The world has imposed solution after solution on Haiti.
Woodrow Wilson sent the US Marines to occupy Haiti from 1915-1934, allegedly to “reintroduce stability.” But when they finally relinquished control of Haiti’s finances in the 1950s, Haiti had accumulated tens of millions in international debt.
In the 1980s, international agencies informed Haitian farmers that they would replace their native Creole pigs, because the local breed was sick. Unfortunately, the new pigs, fresh off the farms of Iowa, were unaccustomed to conditions in Haiti and died off – thereby eliminating the “primary savings account” for many farmers.
In the meantime, corporations and western governments pressured Haiti to abandon agriculture in favor of textile-led growth. Clinton later apologized, calling these policies a “devil’s bargain” that sold out Haiti’s farmers over false promises of growth through textile manufacturing. But no one has claimed responsibility for the most damaging consequence: the demise of the farming sparked a mass migration to the Port-au-Prince, where hastily constructed slums afforded no protection against the earthquake that claimed ~300,000 lives.
Doomed to repeat the past?
Since the earthquake, the international community has doubled down on its failed model of imposing solutions from without.
In the year after the earthquake, less than 1% of relief and recovery funds went to the Haitian government, Haitian companies, or Haitian NGOs. Instead, the world chose to fund a consortium of contractors who make a living off disasters. If there were any questions about the (in)effectiveness of this approach, they were answered when one high-profile project triggered protests and threats that farmers would burn the “aid” they received.
An Alternative: Beverly Bell and Grassroots Advocacy
This background explains why we’re so excited to host Beverly Bell in Minnesota April 21-23. Beverly Bell sees hope for Haiti’s future in the efforts of Haitian grassroots organizers and social movements.
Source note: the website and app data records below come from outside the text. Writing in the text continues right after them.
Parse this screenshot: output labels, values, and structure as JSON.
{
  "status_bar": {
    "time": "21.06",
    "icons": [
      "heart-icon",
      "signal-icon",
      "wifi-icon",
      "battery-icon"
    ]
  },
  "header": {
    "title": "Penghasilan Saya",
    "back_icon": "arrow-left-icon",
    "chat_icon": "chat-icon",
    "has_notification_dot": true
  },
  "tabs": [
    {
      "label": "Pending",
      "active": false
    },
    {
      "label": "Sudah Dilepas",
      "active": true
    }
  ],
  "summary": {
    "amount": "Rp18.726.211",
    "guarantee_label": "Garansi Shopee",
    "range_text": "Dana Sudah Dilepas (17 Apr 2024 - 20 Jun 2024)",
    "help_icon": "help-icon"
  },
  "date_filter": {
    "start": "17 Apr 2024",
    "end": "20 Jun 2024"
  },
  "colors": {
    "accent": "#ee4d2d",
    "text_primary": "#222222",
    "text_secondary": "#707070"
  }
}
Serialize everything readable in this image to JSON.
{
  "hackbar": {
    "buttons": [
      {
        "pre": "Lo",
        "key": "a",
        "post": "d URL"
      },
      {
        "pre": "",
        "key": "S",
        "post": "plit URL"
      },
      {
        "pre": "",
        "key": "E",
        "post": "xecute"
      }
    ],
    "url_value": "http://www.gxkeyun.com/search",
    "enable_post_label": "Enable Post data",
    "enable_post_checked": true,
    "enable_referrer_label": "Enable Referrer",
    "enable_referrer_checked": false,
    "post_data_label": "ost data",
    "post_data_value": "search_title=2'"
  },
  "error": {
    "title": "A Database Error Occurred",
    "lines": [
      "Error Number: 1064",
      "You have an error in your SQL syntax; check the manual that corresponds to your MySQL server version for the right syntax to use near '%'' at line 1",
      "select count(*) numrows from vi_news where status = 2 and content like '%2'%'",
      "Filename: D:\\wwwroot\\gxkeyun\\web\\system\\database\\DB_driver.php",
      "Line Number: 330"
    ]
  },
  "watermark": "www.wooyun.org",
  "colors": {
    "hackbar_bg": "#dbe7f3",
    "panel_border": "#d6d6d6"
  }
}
She has 3 decades of experience working with these types of organizations in pursuit of just economies; democratic participation; and rights for women other marginalized peoples.
If history is any indication, then she has the right formula. All the major milestones in Haitian history – from the successful slave revolt that made it the first free republic in 1804 to the democratic groundswell that toppled a dictator and ushered Haiti’s first democratic leader into power – have been achieved through the struggle of the Haitian citizenry. At best, the international community has stood in the way. At worst – and much more often – it has actively undermined Haiti’s progress.
Fault Lines: An Important Post-Quake Account
Beverly Bell will speak about her recent book, Fault Lines: Views Across Haiti’s Divide. The book illustrates how the earthquake compounded pre-existing socio-economic injustices in Haiti. It sheds light on how the exploitative doctrine of “disaster capitalism” has driven the international response to the quake. And perhaps most importantly, it highlights the work grassroots actors are undertaking to resist this influence and define a future based on domestic priorities, rather than imported (and imposed) ones.
As the coordinator of Other Worlds Are Possible, Beverly Bell works not just to educate, but also to generate support for alternative movements and models of engagement.
Beverly Bell will be appearing at St. Olaf, Carleton, University of Minnesota, and Macalester. Her public speaking schedule is as follows:
Northfield – Monday, April 21
“Other Worlds Are Possible”
4:00 PM, BC143 (2nd floor of Buntrock)
“Charity vs. Justice: Challenging the Global Engagement Model”
7:00 PM, Athenaeum (Carleton Library)
Minneapolis – Tuesday, April 22
“Food Justice in Haiti: Monsanto, USAID, and Alternative Agriculture Models“
12:00 PM, Meeting Room
University of Minnesota:
“Disaster Capitalism: Lessons from Haiti”
4:30 PM, Blegen 155
“Disaster Capitalism: Lessons from Haiti”
7:30 PM, Neill Hall 401
For more information about Northfield events, contact Paul Miller (email@example.com)
For more information about the U of M event, contact Natalie Miller (firstname.lastname@example.org)
For more information about Minneapolis events or other opportunities to connect with Beverly Bell, contact Nathan Yaffe (email@example.com)